[from the National Intelligencer, July 15, 1846.]
‘The Cincinnati (Ohio) Chronicle
of the 9th instant says that the emancipated slaves of John Randolph
, who recently passed up the Miami Canal
to their settlement in Mercer county, Ohio
, met with a warm reception at Bremen
The citizens of Mercer county
turned out en masse
and called a meeting, or rather formed themselves into one immediately, and passed resolutions to the effect that said slaves should leave in twenty-four hours, which they did, in other boats than the ones which conveyed them there.
They came back some twenty three miles, at which place they encamped, not knowing what to do.’
[From the National Intelligencer
, July 24, 1846.]
‘The Sidney (Ohio) Aurora
of the 11th says these negroes (the Randolph
negroes) remain on Colonel Johnson
's farm, near Piqua
That paper condemns in decided terms the conduct of the citizens in Mercer
in the late outbreak, and insists that they should have made their objections known before the land was purchased, and not waited until they had drawn the last cent they would expect out of the blacks (some $32,000), and then raised an armed force and refuse to let them take possession of their property, as they have done.

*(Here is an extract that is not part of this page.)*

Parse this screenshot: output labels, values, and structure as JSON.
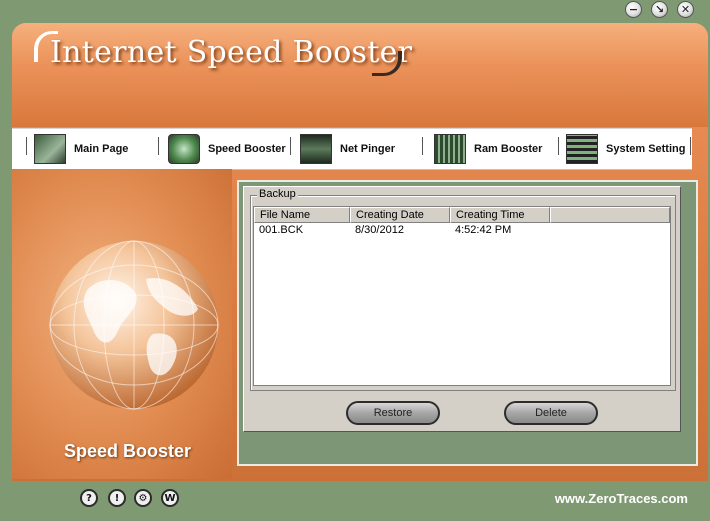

We look upon the whole proceeding as outrageous in the extreme, and the participants should be severely punished.
What makes the thing worse is the fact that a number of those who were fiercest in their opposition to the blacks, and loudest in their threats to shoot, &c., were the very persons who sold them land, received wages for constructing the buildings, and actually pocketed a large amount of money for provisions not two weeks before the arrival of the poor creatures whom they have so unjustly treated.’